The Legislative Digest is your weekly look at the happenings of Oklahoma’s state legislature, upcoming bills and the terms to know.

Legislative Digest

This bill would allow a person operating a vehicle that is “approached and surrounded by a person or persons engaged in unlawful activity who has blocked the road” to use lethal force in their attempt to escape.

The bill is clearly a response to the wave of Black Lives Matter protests last summer, many of which blocked roads and traffic. These protests spawned a massive wave of reaction, with right-wingers everywhere anxious to nitpick the protests and overlook the protestors’ actual demands. Their hatred of the protestors is a visceral defense against any acknowledgement of the wrong in society. They support this bill because they want to be the ones who drive a car into protestors.

Beyond the fact that it allows for murder, it’s hard to overlook the overwhelming pettiness of the bill. Such a targeted bill is clearly not intended to better Oklahoma; it’s just a cheap way of scoring political points. The author, Nathan Dahm, even saw fit to flood his Twitter feed with reaction GIFs to show how much he was winning with his very serious bill.

This bill already has two other sponsors, Rick West and Michael Bergstrom. These two men and Dahm have abandoned the task of improving Oklahoma. Both the bill and this way of seeing politics must be rejected at all levels.

This bill, titled the “Oklahoma Computer Data Privacy Act,” would require internet-based companies to gain the user’s consent before collecting and selling data they produce.
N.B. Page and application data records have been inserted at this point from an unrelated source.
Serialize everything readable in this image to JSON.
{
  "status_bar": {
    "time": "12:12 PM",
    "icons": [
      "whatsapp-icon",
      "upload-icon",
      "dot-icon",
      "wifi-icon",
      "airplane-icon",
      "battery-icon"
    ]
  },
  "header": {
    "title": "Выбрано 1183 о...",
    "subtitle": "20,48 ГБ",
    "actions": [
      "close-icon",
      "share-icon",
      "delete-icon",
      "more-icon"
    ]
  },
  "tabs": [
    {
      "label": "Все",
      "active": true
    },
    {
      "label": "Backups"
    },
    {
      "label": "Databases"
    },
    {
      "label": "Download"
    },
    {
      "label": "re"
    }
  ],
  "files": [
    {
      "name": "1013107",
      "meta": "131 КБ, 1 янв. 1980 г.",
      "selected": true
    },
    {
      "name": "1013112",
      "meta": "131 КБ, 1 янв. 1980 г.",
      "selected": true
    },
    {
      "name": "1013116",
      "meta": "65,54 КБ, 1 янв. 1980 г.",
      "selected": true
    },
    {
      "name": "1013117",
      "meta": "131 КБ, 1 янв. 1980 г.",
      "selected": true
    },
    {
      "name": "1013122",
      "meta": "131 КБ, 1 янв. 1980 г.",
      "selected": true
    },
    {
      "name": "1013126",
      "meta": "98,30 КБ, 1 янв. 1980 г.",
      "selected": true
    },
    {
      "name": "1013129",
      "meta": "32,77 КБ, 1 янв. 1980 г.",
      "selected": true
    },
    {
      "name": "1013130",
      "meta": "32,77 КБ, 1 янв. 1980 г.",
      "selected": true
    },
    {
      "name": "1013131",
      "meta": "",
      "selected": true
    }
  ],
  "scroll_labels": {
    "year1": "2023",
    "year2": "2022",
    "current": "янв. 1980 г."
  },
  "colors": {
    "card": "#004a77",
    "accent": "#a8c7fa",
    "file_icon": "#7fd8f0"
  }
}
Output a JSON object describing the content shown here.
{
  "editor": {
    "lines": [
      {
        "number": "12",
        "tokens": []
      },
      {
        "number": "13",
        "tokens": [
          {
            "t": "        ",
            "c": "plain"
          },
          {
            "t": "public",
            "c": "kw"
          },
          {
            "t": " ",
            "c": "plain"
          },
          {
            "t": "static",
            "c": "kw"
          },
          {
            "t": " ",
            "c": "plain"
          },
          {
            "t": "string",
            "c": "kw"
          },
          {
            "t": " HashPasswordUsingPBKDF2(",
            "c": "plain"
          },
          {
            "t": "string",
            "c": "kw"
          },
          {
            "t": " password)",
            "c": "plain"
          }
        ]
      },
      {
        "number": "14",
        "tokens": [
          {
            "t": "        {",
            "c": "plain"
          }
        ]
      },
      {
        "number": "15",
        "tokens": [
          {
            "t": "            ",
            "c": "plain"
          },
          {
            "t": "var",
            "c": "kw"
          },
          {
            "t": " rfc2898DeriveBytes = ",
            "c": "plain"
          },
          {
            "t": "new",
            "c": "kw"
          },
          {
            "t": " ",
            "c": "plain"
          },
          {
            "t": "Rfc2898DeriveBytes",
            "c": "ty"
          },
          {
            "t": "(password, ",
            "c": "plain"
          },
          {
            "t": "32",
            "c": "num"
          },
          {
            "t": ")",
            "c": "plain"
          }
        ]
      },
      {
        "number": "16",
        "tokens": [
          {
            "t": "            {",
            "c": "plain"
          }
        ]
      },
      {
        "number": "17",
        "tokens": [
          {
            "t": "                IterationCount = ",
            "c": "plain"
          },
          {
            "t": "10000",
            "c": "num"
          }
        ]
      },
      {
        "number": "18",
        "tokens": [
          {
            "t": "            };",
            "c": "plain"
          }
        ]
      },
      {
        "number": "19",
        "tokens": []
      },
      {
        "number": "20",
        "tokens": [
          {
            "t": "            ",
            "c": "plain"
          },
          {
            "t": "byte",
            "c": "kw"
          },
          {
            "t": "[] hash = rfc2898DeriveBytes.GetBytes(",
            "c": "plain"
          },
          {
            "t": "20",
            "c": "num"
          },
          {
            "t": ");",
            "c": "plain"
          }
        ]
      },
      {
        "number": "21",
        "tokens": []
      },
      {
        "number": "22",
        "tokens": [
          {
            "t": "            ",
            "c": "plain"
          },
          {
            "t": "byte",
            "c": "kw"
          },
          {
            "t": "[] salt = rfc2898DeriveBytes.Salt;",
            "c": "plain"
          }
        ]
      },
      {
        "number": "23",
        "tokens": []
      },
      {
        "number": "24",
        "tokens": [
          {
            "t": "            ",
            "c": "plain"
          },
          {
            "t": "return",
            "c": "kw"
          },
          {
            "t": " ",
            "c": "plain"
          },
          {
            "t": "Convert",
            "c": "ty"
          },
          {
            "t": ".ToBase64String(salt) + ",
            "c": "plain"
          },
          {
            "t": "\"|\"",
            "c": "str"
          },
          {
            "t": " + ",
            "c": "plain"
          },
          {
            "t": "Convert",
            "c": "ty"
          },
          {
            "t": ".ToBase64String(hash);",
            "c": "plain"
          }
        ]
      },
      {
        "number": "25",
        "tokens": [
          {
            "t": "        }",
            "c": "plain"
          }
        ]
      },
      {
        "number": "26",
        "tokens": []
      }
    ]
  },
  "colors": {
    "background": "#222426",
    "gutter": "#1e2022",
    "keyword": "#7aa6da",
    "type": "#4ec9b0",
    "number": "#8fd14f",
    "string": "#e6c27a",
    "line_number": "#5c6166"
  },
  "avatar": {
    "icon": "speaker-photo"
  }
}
It also provides users a right to request a company to delete all of their collected information about them.

The amount of information being collected by these tech companies is absolutely massive. The bill includes location data, employment history, medical records and many other deeply personal matters. Compiled together, this data is easily enough to identify any individual in the system and locate them in the real world.

Profit is the most obvious motive for this kind of user surveillance. Other companies buy the data and use it to predict consumer choices the users will make in the future. However, once the data has been collected, it could be used for more sinister means. Companies like AT&T have already been doing surveillance work for the NSA through their private infrastructure for years. If companies with data like Google join their ranks — assuming they haven’t already — the federal government will obtain ludicrously invasive information on innocent civilians.

I don’t think this bill will stop mass data collection in Oklahoma. Most users will likely find it easier to just click “I Agree” and move on with their lives. However, it does establish a highly valuable precedent, creating the right to be forgotten. The bill also plainly states “individuals within Oklahoma have a right to prohibit retention, use or disclosure of their own personal data.” Creating this basis of digital human rights is paramount, and for this reason I highly encourage the passing of the bill.

Post Author: Justin Klopfer